▶ Collection entries
>>>>>
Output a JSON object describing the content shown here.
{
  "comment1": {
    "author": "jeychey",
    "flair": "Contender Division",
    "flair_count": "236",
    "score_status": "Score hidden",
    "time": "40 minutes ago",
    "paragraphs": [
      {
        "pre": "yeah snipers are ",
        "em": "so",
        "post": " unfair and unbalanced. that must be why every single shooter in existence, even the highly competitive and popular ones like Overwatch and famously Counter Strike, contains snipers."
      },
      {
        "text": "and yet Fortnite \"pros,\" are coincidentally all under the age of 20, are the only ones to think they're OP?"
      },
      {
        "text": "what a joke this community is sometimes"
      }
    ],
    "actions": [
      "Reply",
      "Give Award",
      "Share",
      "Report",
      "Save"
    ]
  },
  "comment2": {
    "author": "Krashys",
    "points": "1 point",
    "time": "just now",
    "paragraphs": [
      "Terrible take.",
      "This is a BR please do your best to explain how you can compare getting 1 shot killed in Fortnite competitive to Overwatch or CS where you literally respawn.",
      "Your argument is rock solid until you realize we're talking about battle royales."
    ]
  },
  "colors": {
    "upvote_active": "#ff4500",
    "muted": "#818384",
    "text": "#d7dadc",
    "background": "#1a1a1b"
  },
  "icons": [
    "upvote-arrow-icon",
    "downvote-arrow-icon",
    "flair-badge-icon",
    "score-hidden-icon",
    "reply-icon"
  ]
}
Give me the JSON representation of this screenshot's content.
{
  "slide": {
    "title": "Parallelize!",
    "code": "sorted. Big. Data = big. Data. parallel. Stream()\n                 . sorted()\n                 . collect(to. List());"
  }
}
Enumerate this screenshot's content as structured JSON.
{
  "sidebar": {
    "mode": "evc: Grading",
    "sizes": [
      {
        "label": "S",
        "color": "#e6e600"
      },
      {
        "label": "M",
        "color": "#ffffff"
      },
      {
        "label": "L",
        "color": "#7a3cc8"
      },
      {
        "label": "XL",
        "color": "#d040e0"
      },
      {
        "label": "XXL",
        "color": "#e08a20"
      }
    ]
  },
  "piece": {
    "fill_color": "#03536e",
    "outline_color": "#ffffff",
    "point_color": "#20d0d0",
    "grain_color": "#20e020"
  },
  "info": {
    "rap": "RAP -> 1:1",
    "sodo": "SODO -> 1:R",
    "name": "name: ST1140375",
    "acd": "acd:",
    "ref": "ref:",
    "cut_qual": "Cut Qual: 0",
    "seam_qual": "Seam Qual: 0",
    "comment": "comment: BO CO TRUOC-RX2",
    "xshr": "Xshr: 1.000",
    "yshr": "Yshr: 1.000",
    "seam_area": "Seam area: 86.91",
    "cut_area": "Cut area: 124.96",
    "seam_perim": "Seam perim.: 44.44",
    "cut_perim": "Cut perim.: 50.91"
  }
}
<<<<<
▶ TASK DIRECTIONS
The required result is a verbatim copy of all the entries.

▶ TASK SOLUTION
Output a JSON object describing the content shown here.
{
  "comment1": {
    "author": "jeychey",
    "flair": "Contender Division",
    "flair_count": "236",
    "score_status": "Score hidden",
    "time": "40 minutes ago",
    "paragraphs": [
      {
        "pre": "yeah snipers are ",
        "em": "so",
        "post": " unfair and unbalanced. that must be why every single shooter in existence, even the highly competitive and popular ones like Overwatch and famously Counter Strike, contains snipers."
      },
      {
        "text": "and yet Fortnite \"pros,\" are coincidentally all under the age of 20, are the only ones to think they're OP?"
      },
      {
        "text": "what a joke this community is sometimes"
      }
    ],
    "actions": [
      "Reply",
      "Give Award",
      "Share",
      "Report",
      "Save"
    ]
  },
  "comment2": {
    "author": "Krashys",
    "points": "1 point",
    "time": "just now",
    "paragraphs": [
      "Terrible take.",
      "This is a BR please do your best to explain how you can compare getting 1 shot killed in Fortnite competitive to Overwatch or CS where you literally respawn.",
      "Your argument is rock solid until you realize we're talking about battle royales."
    ]
  },
  "colors": {
    "upvote_active": "#ff4500",
    "muted": "#818384",
    "text": "#d7dadc",
    "background": "#1a1a1b"
  },
  "icons": [
    "upvote-arrow-icon",
    "downvote-arrow-icon",
    "flair-badge-icon",
    "score-hidden-icon",
    "reply-icon"
  ]
}
Give me the JSON representation of this screenshot's content.
{
  "slide": {
    "title": "Parallelize!",
    "code": "sorted. Big. Data = big. Data. parallel. Stream()\n                 . sorted()\n                 . collect(to. List());"
  }
}
Enumerate this screenshot's content as structured JSON.
{
  "sidebar": {
    "mode": "evc: Grading",
    "sizes": [
      {
        "label": "S",
        "color": "#e6e600"
      },
      {
        "label": "M",
        "color": "#ffffff"
      },
      {
        "label": "L",
        "color": "#7a3cc8"
      },
      {
        "label": "XL",
        "color": "#d040e0"
      },
      {
        "label": "XXL",
        "color": "#e08a20"
      }
    ]
  },
  "piece": {
    "fill_color": "#03536e",
    "outline_color": "#ffffff",
    "point_color": "#20d0d0",
    "grain_color": "#20e020"
  },
  "info": {
    "rap": "RAP -> 1:1",
    "sodo": "SODO -> 1:R",
    "name": "name: ST1140375",
    "acd": "acd:",
    "ref": "ref:",
    "cut_qual": "Cut Qual: 0",
    "seam_qual": "Seam Qual: 0",
    "comment": "comment: BO CO TRUOC-RX2",
    "xshr": "Xshr: 1.000",
    "yshr": "Yshr: 1.000",
    "seam_area": "Seam area: 86.91",
    "cut_area": "Cut area: 124.96",
    "seam_perim": "Seam perim.: 44.44",
    "cut_perim": "Cut perim.: 50.91"
  }
}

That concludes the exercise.